*Your instructions*. Select and copy out every line in the records containing "this".

*Given entries*.

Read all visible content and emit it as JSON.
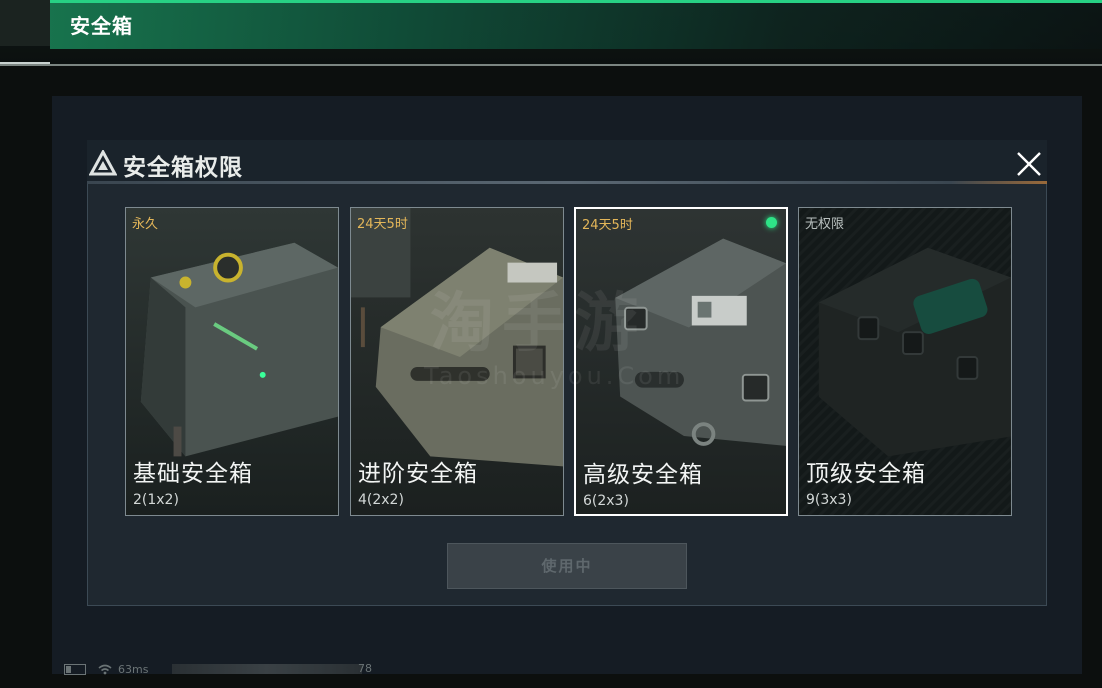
{
  "header": {
    "title": "安全箱"
  },
  "dialog": {
    "title": "安全箱权限",
    "close_icon": "close-icon",
    "cards": [
      {
        "badge": "永久",
        "name": "基础安全箱",
        "size": "2(1x2)",
        "selected": false,
        "active": false
      },
      {
        "badge": "24天5时",
        "name": "进阶安全箱",
        "size": "4(2x2)",
        "selected": false,
        "active": false
      },
      {
        "badge": "24天5时",
        "name": "高级安全箱",
        "size": "6(2x3)",
        "selected": true,
        "active": true
      },
      {
        "badge": "无权限",
        "name": "顶级安全箱",
        "size": "9(3x3)",
        "selected": false,
        "active": false
      }
    ],
    "use_button": "使用中"
  },
  "watermark": {
    "main": "淘手游",
    "sub": "Taoshouyou.Com"
  },
  "status_bar": {
    "ping": "63ms",
    "number": "78"
  },
  "colors": {
    "accent_green": "#27d184",
    "badge_gold": "#e3b659",
    "active_dot": "#2ee387"
  }
}
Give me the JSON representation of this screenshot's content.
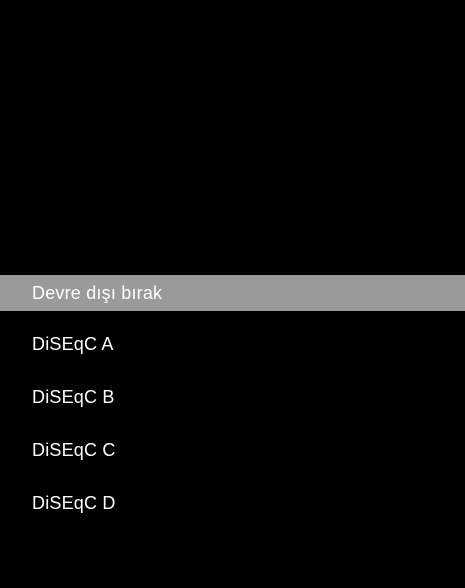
{
  "menu": {
    "items": [
      {
        "label": "Devre dışı bırak",
        "selected": true
      },
      {
        "label": "DiSEqC A",
        "selected": false
      },
      {
        "label": "DiSEqC B",
        "selected": false
      },
      {
        "label": "DiSEqC C",
        "selected": false
      },
      {
        "label": "DiSEqC D",
        "selected": false
      }
    ]
  },
  "colors": {
    "background": "#000000",
    "highlight": "#9a9a9a",
    "text": "#ffffff"
  }
}
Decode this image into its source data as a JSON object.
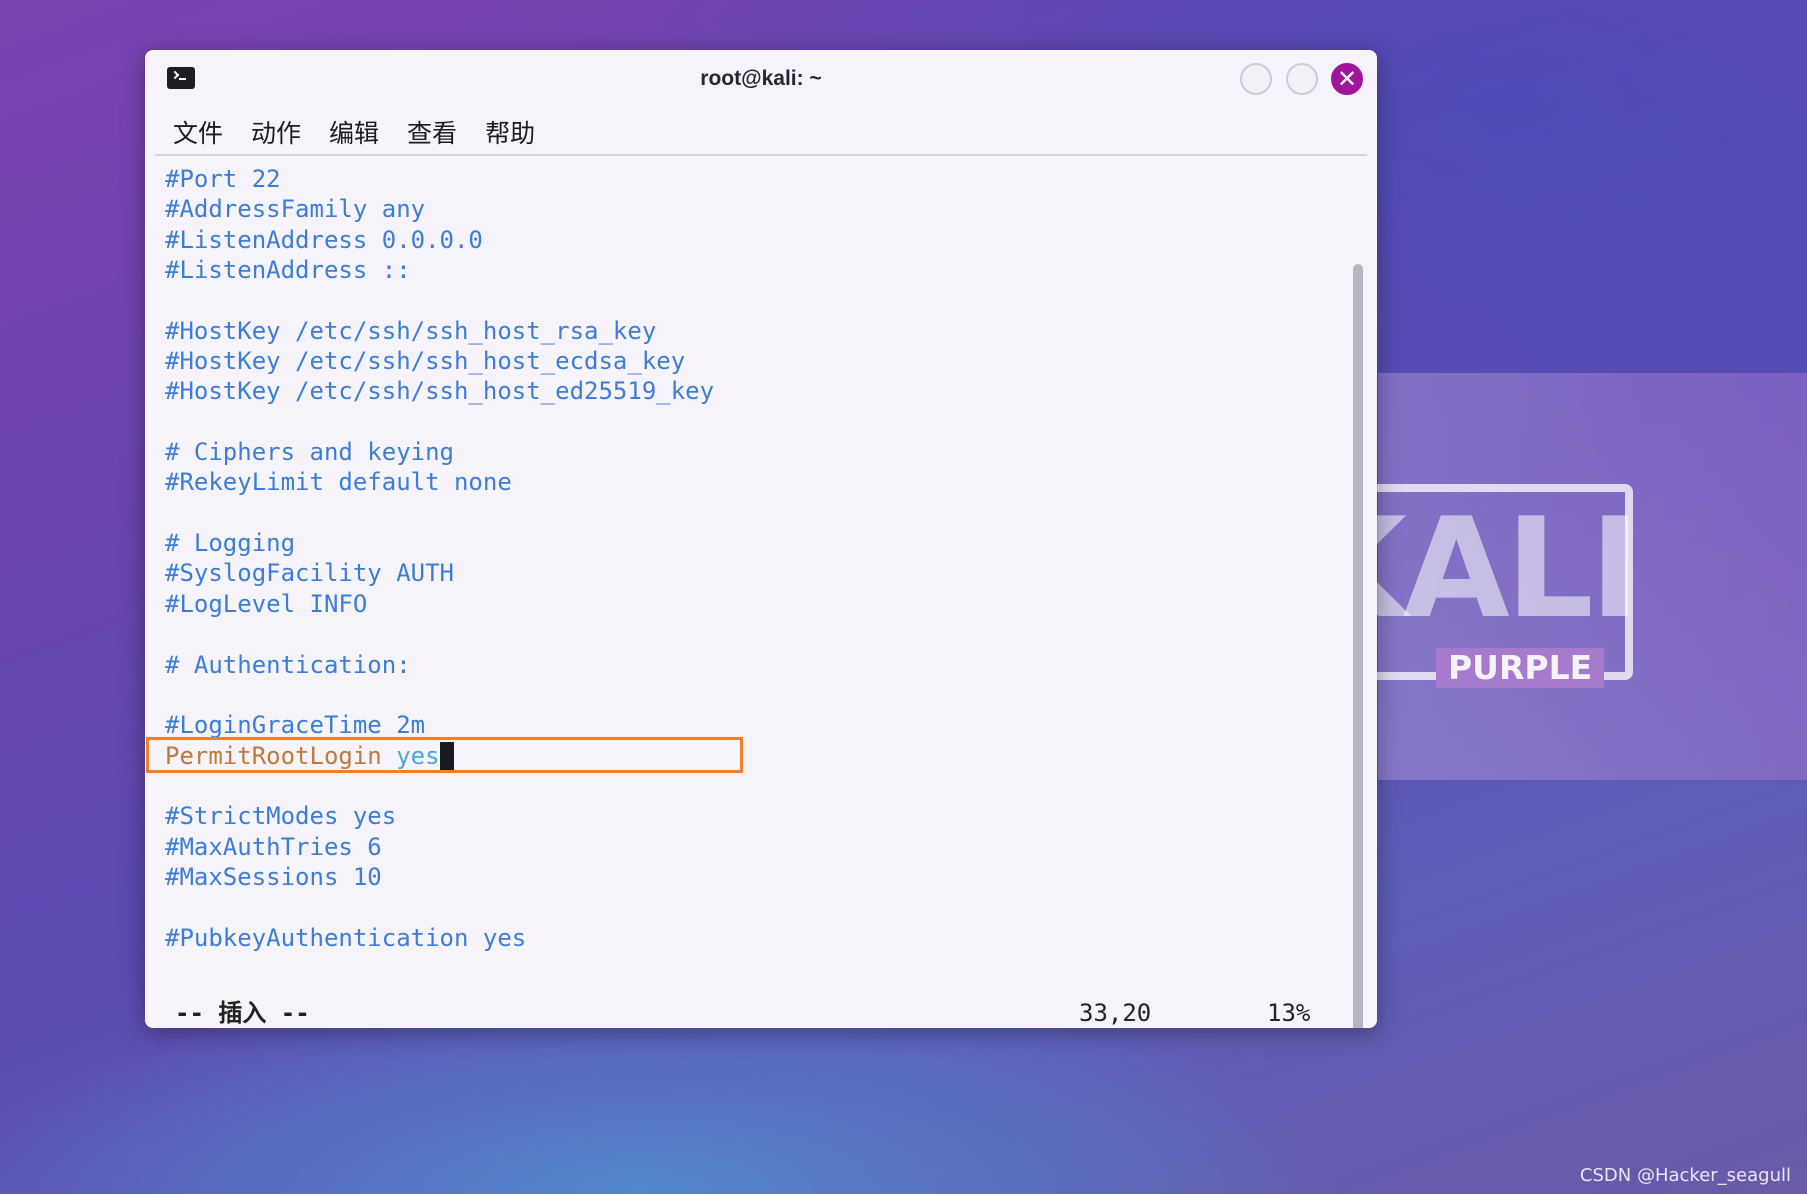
{
  "desktop": {
    "logo_text": "KALI",
    "logo_sub": "PURPLE",
    "watermark": "CSDN @Hacker_seagull"
  },
  "window": {
    "title": "root@kali: ~",
    "close_glyph": "✕",
    "icons": [
      "terminal-icon",
      "minimize-icon",
      "maximize-icon",
      "close-icon"
    ]
  },
  "menu": [
    "文件",
    "动作",
    "编辑",
    "查看",
    "帮助"
  ],
  "editor": {
    "lines": [
      "#Port 22",
      "#AddressFamily any",
      "#ListenAddress 0.0.0.0",
      "#ListenAddress ::",
      "",
      "#HostKey /etc/ssh/ssh_host_rsa_key",
      "#HostKey /etc/ssh/ssh_host_ecdsa_key",
      "#HostKey /etc/ssh/ssh_host_ed25519_key",
      "",
      "# Ciphers and keying",
      "#RekeyLimit default none",
      "",
      "# Logging",
      "#SyslogFacility AUTH",
      "#LogLevel INFO",
      "",
      "# Authentication:",
      "",
      "#LoginGraceTime 2m",
      "",
      "#StrictModes yes",
      "#MaxAuthTries 6",
      "#MaxSessions 10",
      "",
      "#PubkeyAuthentication yes"
    ],
    "active_line": {
      "index": 19,
      "key": "PermitRootLogin",
      "value": "yes"
    },
    "status": {
      "mode": "-- 插入 --",
      "position": "33,20",
      "percent": "13%"
    }
  },
  "colors": {
    "comment": "#3b7dd8",
    "active_key": "#c0793a",
    "active_value": "#4aa6df",
    "highlight_border": "#f07f2c",
    "close_button": "#a0159b"
  }
}
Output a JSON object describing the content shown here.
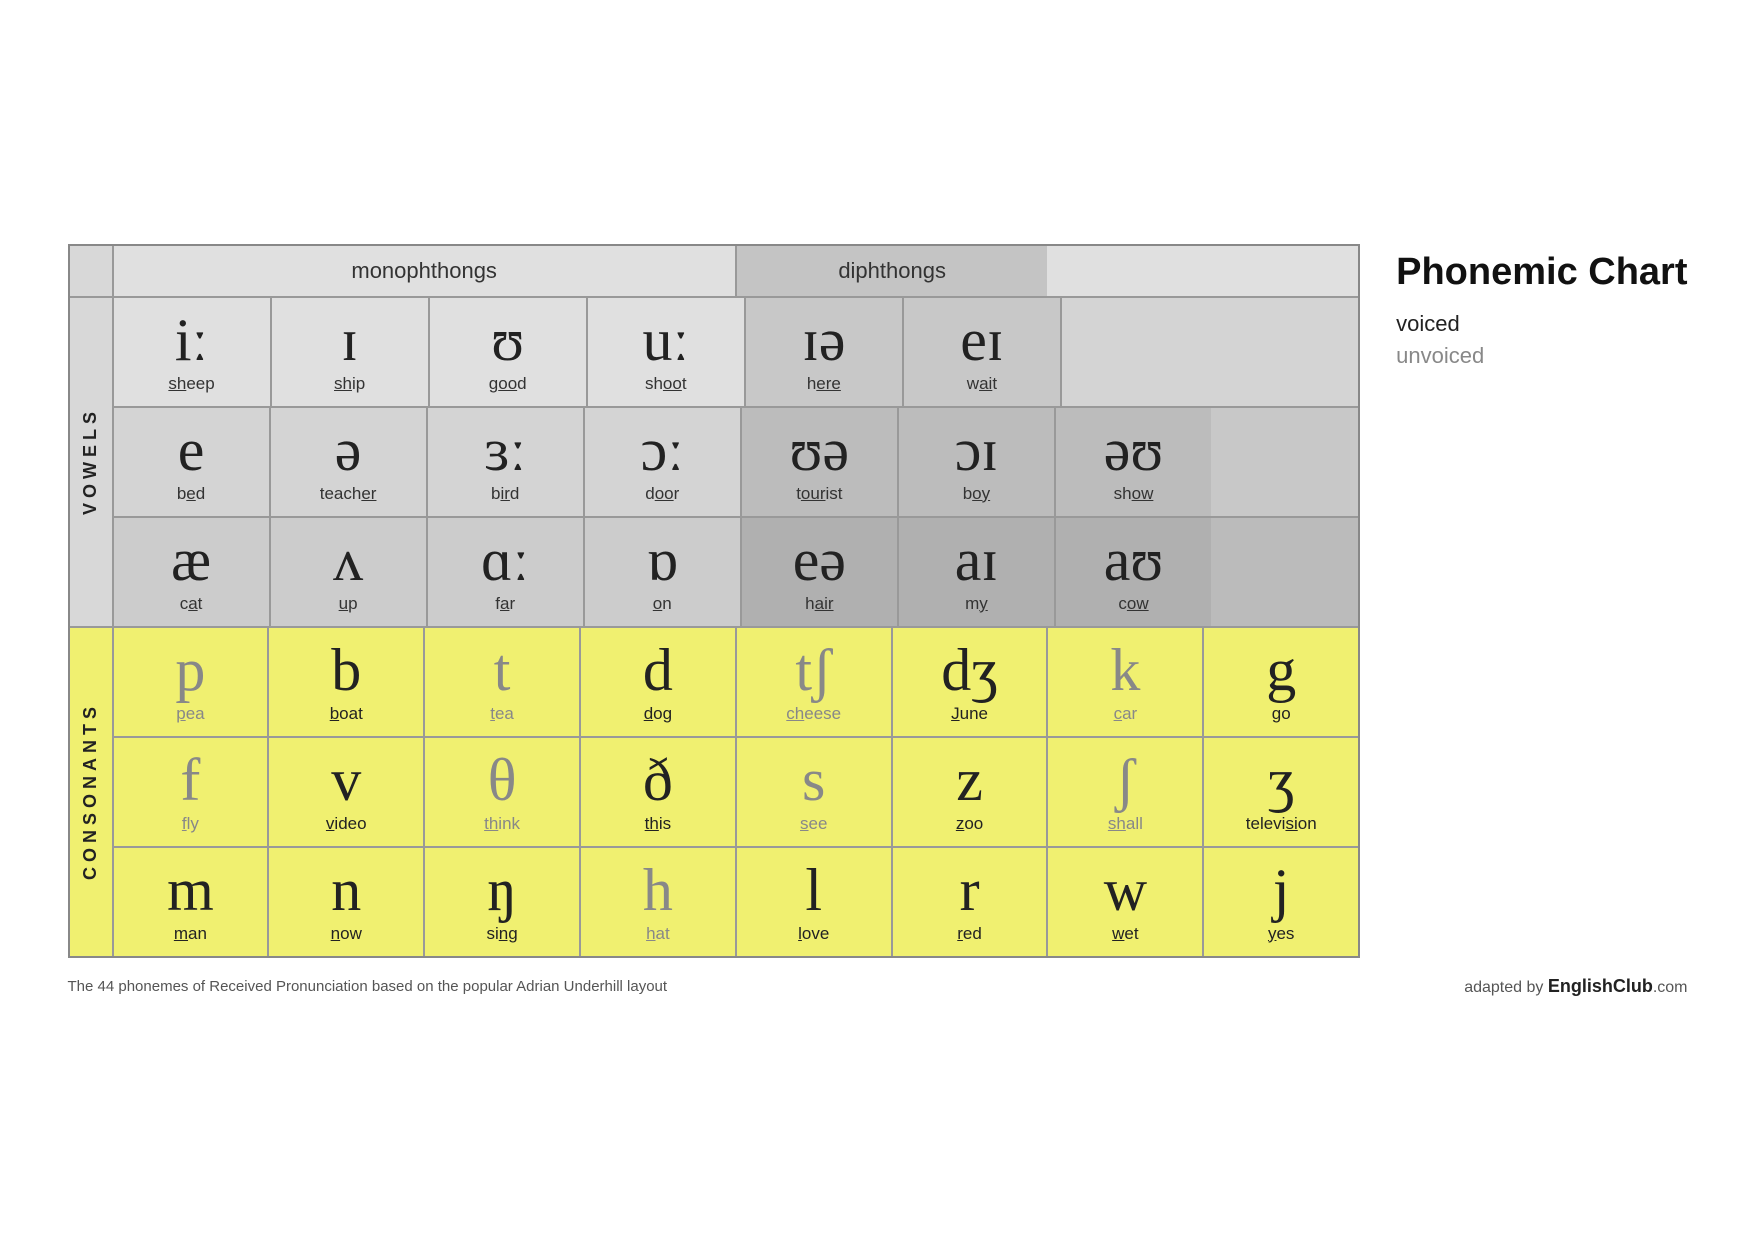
{
  "title": "Phonemic Chart",
  "legend": {
    "voiced": "voiced",
    "unvoiced": "unvoiced"
  },
  "header": {
    "monophthongs": "monophthongs",
    "diphthongs": "diphthongs"
  },
  "labels": {
    "vowels": "VOWELS",
    "consonants": "CONSONANTS"
  },
  "vowels": {
    "row1": [
      {
        "symbol": "iː",
        "word": "sheep",
        "underline": "sh"
      },
      {
        "symbol": "ɪ",
        "word": "ship",
        "underline": "sh"
      },
      {
        "symbol": "ʊ",
        "word": "good",
        "underline": "oo"
      },
      {
        "symbol": "uː",
        "word": "shoot",
        "underline": "oo"
      },
      {
        "symbol": "ɪə",
        "word": "here",
        "underline": "ere"
      },
      {
        "symbol": "eɪ",
        "word": "wait",
        "underline": "ai"
      }
    ],
    "row2": [
      {
        "symbol": "e",
        "word": "bed",
        "underline": "e"
      },
      {
        "symbol": "ə",
        "word": "teacher",
        "underline": "er"
      },
      {
        "symbol": "ɜː",
        "word": "bird",
        "underline": "ir"
      },
      {
        "symbol": "ɔː",
        "word": "door",
        "underline": "oo"
      },
      {
        "symbol": "ʊə",
        "word": "tourist",
        "underline": "our"
      },
      {
        "symbol": "ɔɪ",
        "word": "boy",
        "underline": "oy"
      },
      {
        "symbol": "əʊ",
        "word": "show",
        "underline": "ow"
      }
    ],
    "row3": [
      {
        "symbol": "æ",
        "word": "cat",
        "underline": "a"
      },
      {
        "symbol": "ʌ",
        "word": "up",
        "underline": "u"
      },
      {
        "symbol": "ɑː",
        "word": "far",
        "underline": "a"
      },
      {
        "symbol": "ɒ",
        "word": "on",
        "underline": "o"
      },
      {
        "symbol": "eə",
        "word": "hair",
        "underline": "air"
      },
      {
        "symbol": "aɪ",
        "word": "my",
        "underline": "y"
      },
      {
        "symbol": "aʊ",
        "word": "cow",
        "underline": "ow"
      }
    ]
  },
  "consonants": {
    "row1": [
      {
        "symbol": "p",
        "word": "pea",
        "underline": "p",
        "voiced": false
      },
      {
        "symbol": "b",
        "word": "boat",
        "underline": "b",
        "voiced": true
      },
      {
        "symbol": "t",
        "word": "tea",
        "underline": "t",
        "voiced": false
      },
      {
        "symbol": "d",
        "word": "dog",
        "underline": "d",
        "voiced": true
      },
      {
        "symbol": "tʃ",
        "word": "cheese",
        "underline": "ch",
        "voiced": false
      },
      {
        "symbol": "dʒ",
        "word": "June",
        "underline": "J",
        "voiced": true
      },
      {
        "symbol": "k",
        "word": "car",
        "underline": "c",
        "voiced": false
      },
      {
        "symbol": "g",
        "word": "go",
        "underline": "g",
        "voiced": true
      }
    ],
    "row2": [
      {
        "symbol": "f",
        "word": "fly",
        "underline": "f",
        "voiced": false
      },
      {
        "symbol": "v",
        "word": "video",
        "underline": "v",
        "voiced": true
      },
      {
        "symbol": "θ",
        "word": "think",
        "underline": "th",
        "voiced": false
      },
      {
        "symbol": "ð",
        "word": "this",
        "underline": "th",
        "voiced": true
      },
      {
        "symbol": "s",
        "word": "see",
        "underline": "s",
        "voiced": false
      },
      {
        "symbol": "z",
        "word": "zoo",
        "underline": "z",
        "voiced": true
      },
      {
        "symbol": "ʃ",
        "word": "shall",
        "underline": "sh",
        "voiced": false
      },
      {
        "symbol": "ʒ",
        "word": "television",
        "underline": "si",
        "voiced": true
      }
    ],
    "row3": [
      {
        "symbol": "m",
        "word": "man",
        "underline": "m",
        "voiced": true
      },
      {
        "symbol": "n",
        "word": "now",
        "underline": "n",
        "voiced": true
      },
      {
        "symbol": "ŋ",
        "word": "sing",
        "underline": "ng",
        "voiced": true
      },
      {
        "symbol": "h",
        "word": "hat",
        "underline": "h",
        "voiced": false
      },
      {
        "symbol": "l",
        "word": "love",
        "underline": "l",
        "voiced": true
      },
      {
        "symbol": "r",
        "word": "red",
        "underline": "r",
        "voiced": true
      },
      {
        "symbol": "w",
        "word": "wet",
        "underline": "w",
        "voiced": true
      },
      {
        "symbol": "j",
        "word": "yes",
        "underline": "y",
        "voiced": true
      }
    ]
  },
  "footnote": {
    "left": "The 44 phonemes of Received Pronunciation based on the popular Adrian Underhill layout",
    "right_prefix": "adapted by ",
    "right_brand": "EnglishClub",
    "right_suffix": ".com"
  }
}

*Answer space*.
Give me the JSON representation of this screenshot's content.
Decode this image into its source data as a JSON object.
        "word": "this",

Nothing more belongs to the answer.